What changed? The center delayed bull turnout to Aug. 1 for a May 10 calving start date. This is not a new statement, but the impact keeps coming up, as do more thoughts.
The ranch discussion focuses on the occasional problems. Problems always will crop up, but when work, time off and sleep are balanced, people make better decisions. Those improved decisions make for fewer complications and better outcomes, so there is a better work environment.
The cows and calves are doing great. Calving actually started on April 28 with a heifer calving. Three more heifers calved by the time the first mature cow calved on May 3. Actually, three mature cows calved on May 3. If one uses the third mature cow as the official start date for the calving season, the center will say calving officially started on May 3, even though May 10 was the projected start based on a 283-day gestation.

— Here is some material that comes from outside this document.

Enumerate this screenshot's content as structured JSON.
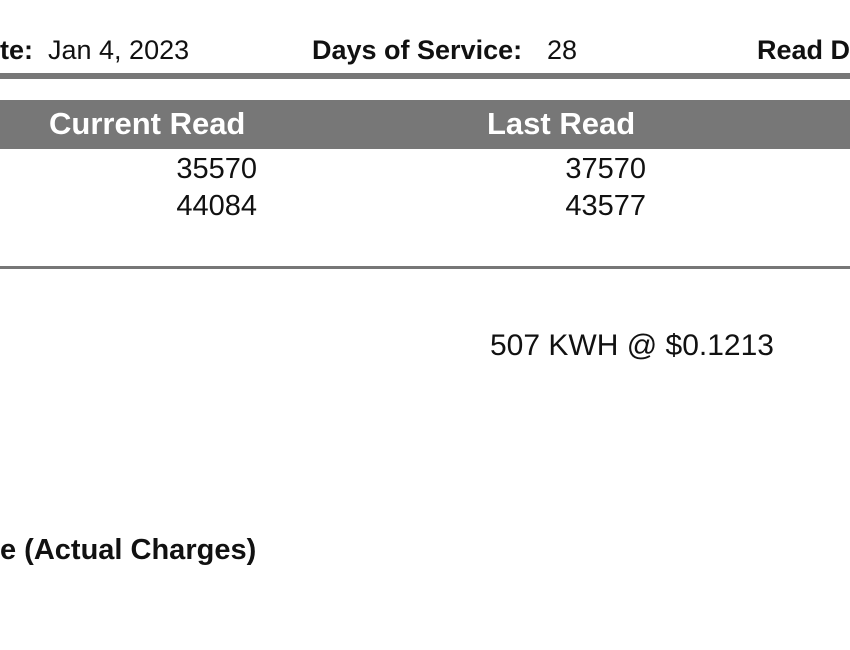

As is typical of pregnancy calculations, not all pregnancies are the same length and calving earlier is very common. The Aug. 1 bull turnout date was selected to try to eliminate any cows calving before turnout to cool-season grass and maximize the number of calves born before native grass turnout the first week of June. Mission accomplished, although we still have more than a week to go in May.
The heifers were turned out the last full week of April and the cows started going out the following week. All the cows calved on pasture, with none in the winter lots. The lots, as many will recall, were inundated with the late April snow and slush, so they would not have been very suitable as maternity pens.
As of May 22, 142 calves came out of 138 cows and more are coming every day. The center overwintered 226 pregnant cows and heifers. So far, more than 60 percent have calved with very few issues. Last week’s 3 1/2 inches of rain did not seem to slow anyone up. No calves flooded out and the cows did what they were supposed to do.
A month ago, that would have equated to 3 feet of snow, so one comes to appreciate even more the point of calving in May. If one is going to switch to a better calving season, try to get out of the seasonal transition zones that are so unpredictable.
One day it can be spring, one day winter and one day summer. It all can happen during what was supposed to be a better and simpler calving season. However, the cows and calves are doing great. To be honest, the center did lose five calves. A set of twins was separated from its mother, one was born on the wrong side of the fence and could not get back, one was killed by an overaggressive heifer and one was found dead.